July 10, 2011

Origin Stories

There were stretches of my childhood when I was really interested in comic books-- but not obsessed. I never had to read any particular title, and my ragtag hand-me-down collection mostly had science fiction and war comics. I didn't follow any one superhero.

But there were anthologies of comics at the local branch of our public library that I would read again and again-- these were the ones that told the origins of the superheroes: the stories of how they became who they were. I read about Peter Parker getting bitten by a radioactive spider, and Bruce Wayne seeing his parents killed by a mugger, and Bruce Banner being exposed to gamma radiation. I'm sure I read many more stories about Spiderman and Batman and the Hulk, stories with fantastic adventures and incredible supervillains, but I recall few images or scenes from them.

But these characters' respective "creation myths" --I can still recall them decades later.

I've been thinking about this lately, because a few weeks ago someone asked me how I became a storyteller, and I told them my origin story:

When I was a freshman in college, I took a children's literature class. And one day the professor told us we would be starting a unit on oral literature, and we had a guest storyteller (an upperclassman) who was there to tell us a story. So he began to tell us a traditional ghost story. Now I was a theatre major at the time, and I could see that this person at the front of the room didn't have any stage presence. Wasn't using a memorized script. What could I possibly learn from this guy? I thought.
But there, in a classroom, under bright fluorescent lighting, in the middle of the day, as he told us the story, the class grew hushed. We were all caught up in the experience. And when the ending came, that storyteller scared the living daylights out of us.
There's something to this storytelling, I thought. And so, a few years later in my college career, when Rives Collins started offering a storytelling class, I knew I would be taking it.

I asked on Twitter, and I'll ask again now: do you have an origin story? What called you into storytelling?

2 comments:

Sean said...

Yes, I do.

How I Got Started in Storytelling.

http://seantells.com/gotstarted

David said...

I so easily recall being in 3rd grade and finding D'aulaire's Book of Greek Myths. I memorized most of them with in months. Then I would recount and re-tell to any and everyone who'd listen. I just kind of never stopped. Of course new stories have been added.
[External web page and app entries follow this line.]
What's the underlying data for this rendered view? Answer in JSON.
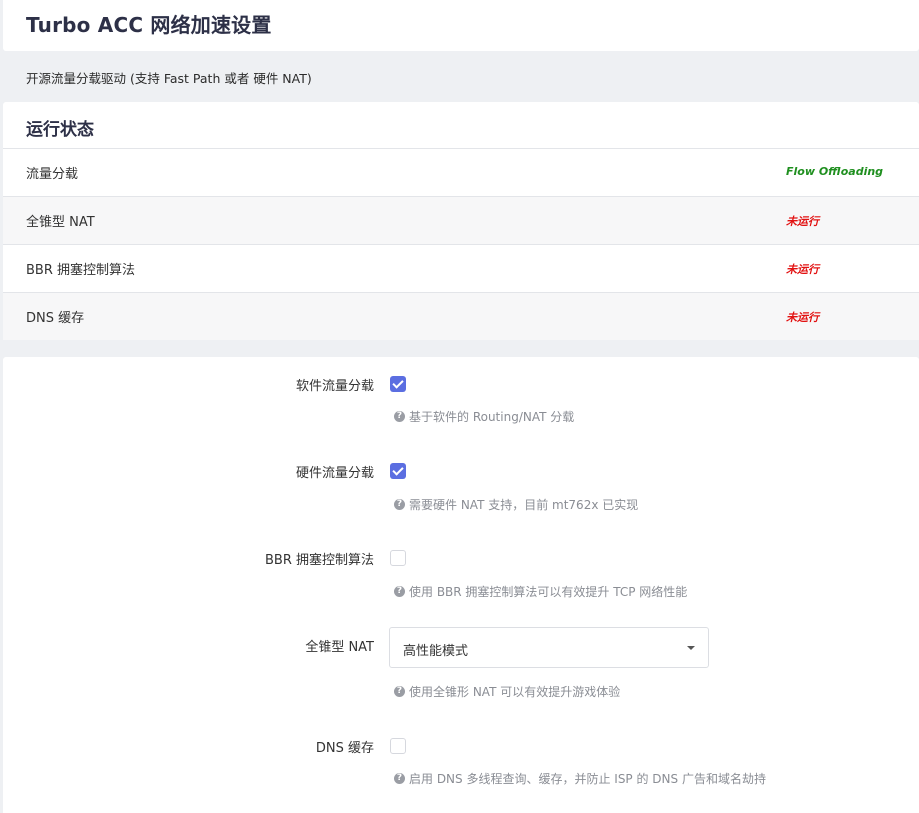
{
  "page": {
    "title": "Turbo ACC 网络加速设置",
    "description": "开源流量分载驱动 (支持 Fast Path 或者 硬件 NAT)"
  },
  "status": {
    "heading": "运行状态",
    "rows": [
      {
        "label": "流量分载",
        "value": "Flow Offloading",
        "state": "ok"
      },
      {
        "label": "全锥型 NAT",
        "value": "未运行",
        "state": "bad"
      },
      {
        "label": "BBR 拥塞控制算法",
        "value": "未运行",
        "state": "bad"
      },
      {
        "label": "DNS 缓存",
        "value": "未运行",
        "state": "bad"
      }
    ]
  },
  "colors": {
    "accent": "#5b6ee1",
    "ok": "#1f8f1f",
    "bad": "#e21111"
  },
  "form": {
    "sw_offload": {
      "label": "软件流量分载",
      "checked": true,
      "help": "基于软件的 Routing/NAT 分载"
    },
    "hw_offload": {
      "label": "硬件流量分载",
      "checked": true,
      "help": "需要硬件 NAT 支持，目前 mt762x 已实现"
    },
    "bbr": {
      "label": "BBR 拥塞控制算法",
      "checked": false,
      "help": "使用 BBR 拥塞控制算法可以有效提升 TCP 网络性能"
    },
    "fullcone": {
      "label": "全锥型 NAT",
      "selected": "高性能模式",
      "help": "使用全锥形 NAT 可以有效提升游戏体验"
    },
    "dns": {
      "label": "DNS 缓存",
      "checked": false,
      "help": "启用 DNS 多线程查询、缓存，并防止 ISP 的 DNS 广告和域名劫持"
    },
    "help_icon": "question-circle-icon"
  }
}
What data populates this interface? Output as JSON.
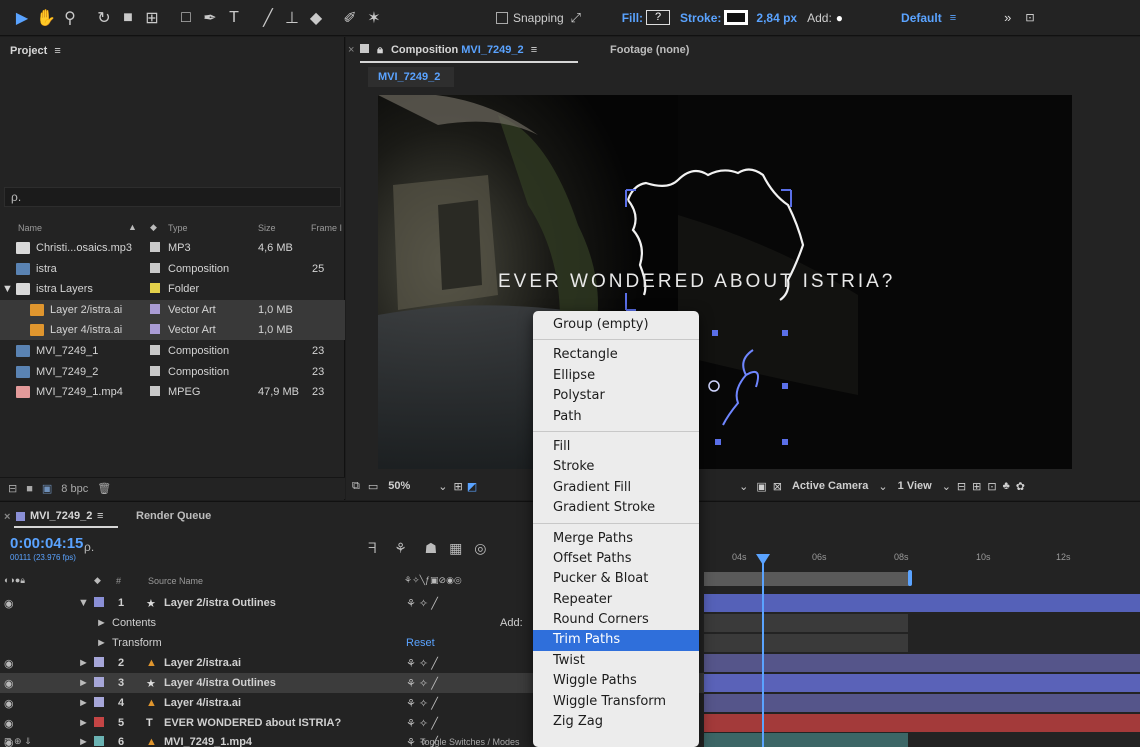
{
  "toolbar": {
    "snapping_label": "Snapping",
    "fill_label": "Fill:",
    "fill_value": "?",
    "stroke_label": "Stroke:",
    "stroke_width": "2,84 px",
    "add_label": "Add:",
    "workspace": "Default",
    "overflow": "»"
  },
  "project": {
    "title": "Project",
    "search_placeholder": "ρ.",
    "columns": {
      "name": "Name",
      "type": "Type",
      "size": "Size",
      "frame": "Frame I"
    },
    "items": [
      {
        "name": "Christi...osaics.mp3",
        "type": "MP3",
        "size": "4,6 MB",
        "frame": "",
        "icon_color": "#d9d9d9",
        "swatch": "#c9c9c9"
      },
      {
        "name": "istra",
        "type": "Composition",
        "size": "",
        "frame": "25",
        "icon_color": "#5a83b3",
        "swatch": "#c9c9c9"
      },
      {
        "name": "istra Layers",
        "type": "Folder",
        "size": "",
        "frame": "",
        "icon_color": "#d9d9d9",
        "swatch": "#e3d04a"
      },
      {
        "name": "Layer 2/istra.ai",
        "type": "Vector Art",
        "size": "1,0 MB",
        "frame": "",
        "icon_color": "#e0962e",
        "swatch": "#a99bd4"
      },
      {
        "name": "Layer 4/istra.ai",
        "type": "Vector Art",
        "size": "1,0 MB",
        "frame": "",
        "icon_color": "#e0962e",
        "swatch": "#a99bd4"
      },
      {
        "name": "MVI_7249_1",
        "type": "Composition",
        "size": "",
        "frame": "23",
        "icon_color": "#5a83b3",
        "swatch": "#c9c9c9"
      },
      {
        "name": "MVI_7249_2",
        "type": "Composition",
        "size": "",
        "frame": "23",
        "icon_color": "#5a83b3",
        "swatch": "#c9c9c9"
      },
      {
        "name": "MVI_7249_1.mp4",
        "type": "MPEG",
        "size": "47,9 MB",
        "frame": "23",
        "icon_color": "#e39a9a",
        "swatch": "#c9c9c9"
      }
    ],
    "bpc": "8 bpc"
  },
  "composition": {
    "tab_prefix": "Composition",
    "tab_name": "MVI_7249_2",
    "footage_tab": "Footage (none)",
    "subtab": "MVI_7249_2",
    "viewer_text": "EVER WONDERED ABOUT ISTRIA?",
    "zoom": "50%",
    "camera": "Active Camera",
    "view": "1 View"
  },
  "timeline": {
    "tab": "MVI_7249_2",
    "render_queue": "Render Queue",
    "timecode": "0:00:04:15",
    "fps": "00111 (23.976 fps)",
    "search_placeholder": "ρ.",
    "source_name_header": "Source Name",
    "layers": [
      {
        "num": "1",
        "name": "Layer 2/istra Outlines",
        "swatch": "#8a8fd6",
        "glyph": "★"
      },
      {
        "num": "",
        "name": "Contents",
        "swatch": "",
        "glyph": "►"
      },
      {
        "num": "",
        "name": "Transform",
        "swatch": "",
        "glyph": "►"
      },
      {
        "num": "2",
        "name": "Layer 2/istra.ai",
        "swatch": "#a6a6d8",
        "glyph": "▲"
      },
      {
        "num": "3",
        "name": "Layer 4/istra Outlines",
        "swatch": "#a6a6d8",
        "glyph": "★"
      },
      {
        "num": "4",
        "name": "Layer 4/istra.ai",
        "swatch": "#a6a6d8",
        "glyph": "▲"
      },
      {
        "num": "5",
        "name": "EVER WONDERED about ISTRIA?",
        "swatch": "#c44545",
        "glyph": "T"
      },
      {
        "num": "6",
        "name": "MVI_7249_1.mp4",
        "swatch": "#6bb3b3",
        "glyph": "▲"
      }
    ],
    "add_label": "Add:",
    "reset_label": "Reset",
    "ticks": [
      "04s",
      "06s",
      "08s",
      "10s",
      "12s"
    ],
    "footer": "Toggle Switches / Modes"
  },
  "context_menu": {
    "groups": [
      [
        "Group (empty)"
      ],
      [
        "Rectangle",
        "Ellipse",
        "Polystar",
        "Path"
      ],
      [
        "Fill",
        "Stroke",
        "Gradient Fill",
        "Gradient Stroke"
      ],
      [
        "Merge Paths",
        "Offset Paths",
        "Pucker & Bloat",
        "Repeater",
        "Round Corners",
        "Trim Paths",
        "Twist",
        "Wiggle Paths",
        "Wiggle Transform",
        "Zig Zag"
      ]
    ],
    "highlighted": "Trim Paths"
  }
}
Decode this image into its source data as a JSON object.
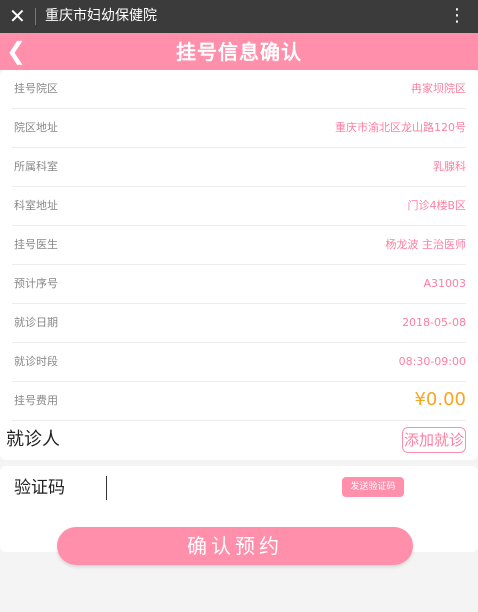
{
  "window": {
    "title": "重庆市妇幼保健院",
    "close_glyph": "✕",
    "more_glyph": "⋮"
  },
  "header": {
    "back_glyph": "❮",
    "title": "挂号信息确认"
  },
  "details": [
    {
      "label": "挂号院区",
      "value": "冉家坝院区"
    },
    {
      "label": "院区地址",
      "value": "重庆市渝北区龙山路120号"
    },
    {
      "label": "所属科室",
      "value": "乳腺科"
    },
    {
      "label": "科室地址",
      "value": "门诊4楼B区"
    },
    {
      "label": "挂号医生",
      "value": "杨龙波  主治医师"
    },
    {
      "label": "预计序号",
      "value": "A31003"
    },
    {
      "label": "就诊日期",
      "value": "2018-05-08"
    },
    {
      "label": "就诊时段",
      "value": "08:30-09:00"
    },
    {
      "label": "挂号费用",
      "value": "¥0.00"
    }
  ],
  "patient": {
    "label": "就诊人",
    "add_button": "添加就诊"
  },
  "verify": {
    "label": "验证码",
    "placeholder": "",
    "send_button": "发送验证码"
  },
  "confirm_button": "确认预约",
  "colors": {
    "accent": "#ff8fab",
    "fee": "#f5a623",
    "topbar": "#3b3b3b"
  }
}
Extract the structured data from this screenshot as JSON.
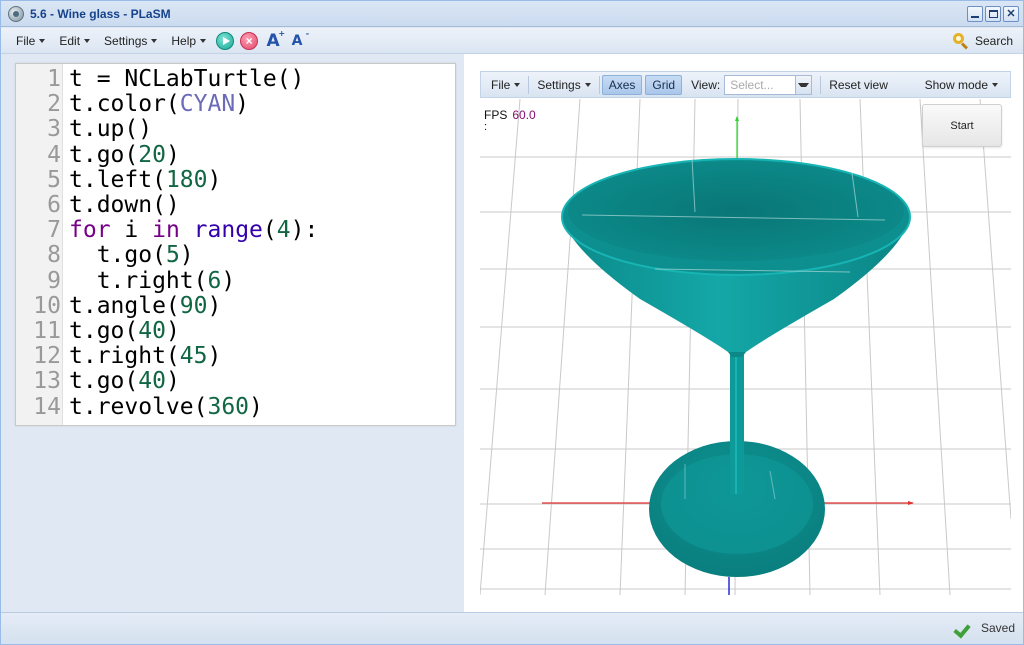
{
  "window": {
    "title": "5.6 - Wine glass - PLaSM"
  },
  "menubar": {
    "items": [
      {
        "label": "File"
      },
      {
        "label": "Edit"
      },
      {
        "label": "Settings"
      },
      {
        "label": "Help"
      }
    ],
    "search_label": "Search",
    "icons": [
      "play-icon",
      "stop-icon",
      "font-increase-icon",
      "font-decrease-icon"
    ]
  },
  "editor": {
    "lines": [
      {
        "n": "1",
        "tokens": [
          [
            "",
            "t = NCLabTurtle()"
          ]
        ]
      },
      {
        "n": "2",
        "tokens": [
          [
            "",
            "t.color("
          ],
          [
            "str",
            "CYAN"
          ],
          [
            "",
            ")"
          ]
        ]
      },
      {
        "n": "3",
        "tokens": [
          [
            "",
            "t.up()"
          ]
        ]
      },
      {
        "n": "4",
        "tokens": [
          [
            "",
            "t.go("
          ],
          [
            "num",
            "20"
          ],
          [
            "",
            ")"
          ]
        ]
      },
      {
        "n": "5",
        "tokens": [
          [
            "",
            "t.left("
          ],
          [
            "num",
            "180"
          ],
          [
            "",
            ")"
          ]
        ]
      },
      {
        "n": "6",
        "tokens": [
          [
            "",
            "t.down()"
          ]
        ]
      },
      {
        "n": "7",
        "tokens": [
          [
            "kw",
            "for"
          ],
          [
            "",
            " i "
          ],
          [
            "kw",
            "in"
          ],
          [
            "",
            " "
          ],
          [
            "bi",
            "range"
          ],
          [
            "",
            "("
          ],
          [
            "num",
            "4"
          ],
          [
            "",
            "):"
          ]
        ]
      },
      {
        "n": "8",
        "tokens": [
          [
            "",
            "  t.go("
          ],
          [
            "num",
            "5"
          ],
          [
            "",
            ")"
          ]
        ]
      },
      {
        "n": "9",
        "tokens": [
          [
            "",
            "  t.right("
          ],
          [
            "num",
            "6"
          ],
          [
            "",
            ")"
          ]
        ]
      },
      {
        "n": "10",
        "tokens": [
          [
            "",
            "t.angle("
          ],
          [
            "num",
            "90"
          ],
          [
            "",
            ")"
          ]
        ]
      },
      {
        "n": "11",
        "tokens": [
          [
            "",
            "t.go("
          ],
          [
            "num",
            "40"
          ],
          [
            "",
            ")"
          ]
        ]
      },
      {
        "n": "12",
        "tokens": [
          [
            "",
            "t.right("
          ],
          [
            "num",
            "45"
          ],
          [
            "",
            ")"
          ]
        ]
      },
      {
        "n": "13",
        "tokens": [
          [
            "",
            "t.go("
          ],
          [
            "num",
            "40"
          ],
          [
            "",
            ")"
          ]
        ]
      },
      {
        "n": "14",
        "tokens": [
          [
            "",
            "t.revolve("
          ],
          [
            "num",
            "360"
          ],
          [
            "",
            ")"
          ]
        ]
      }
    ]
  },
  "viewer": {
    "toolbar": {
      "file_label": "File",
      "settings_label": "Settings",
      "axes_label": "Axes",
      "grid_label": "Grid",
      "view_label": "View:",
      "view_placeholder": "Select...",
      "reset_label": "Reset view",
      "show_mode_label": "Show mode"
    },
    "fps_label": "FPS",
    "fps_value": "60.0",
    "fps_extra": ":",
    "start_label": "Start",
    "colors": {
      "model": "#0f9b9b",
      "x_axis": "#e02020",
      "y_axis": "#20d020",
      "z_axis": "#2020d0",
      "grid": "#c8c8c8"
    }
  },
  "status": {
    "saved_label": "Saved"
  }
}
Other myths. Personal stories. Mono's on everything. BUT I still tell the Greeks. I just did Achilles and re-wrote Persephone. I think I still recall the memory so easily because, albeit at a young age and not understanding what had happened, I had been defined. It was kind of awesome.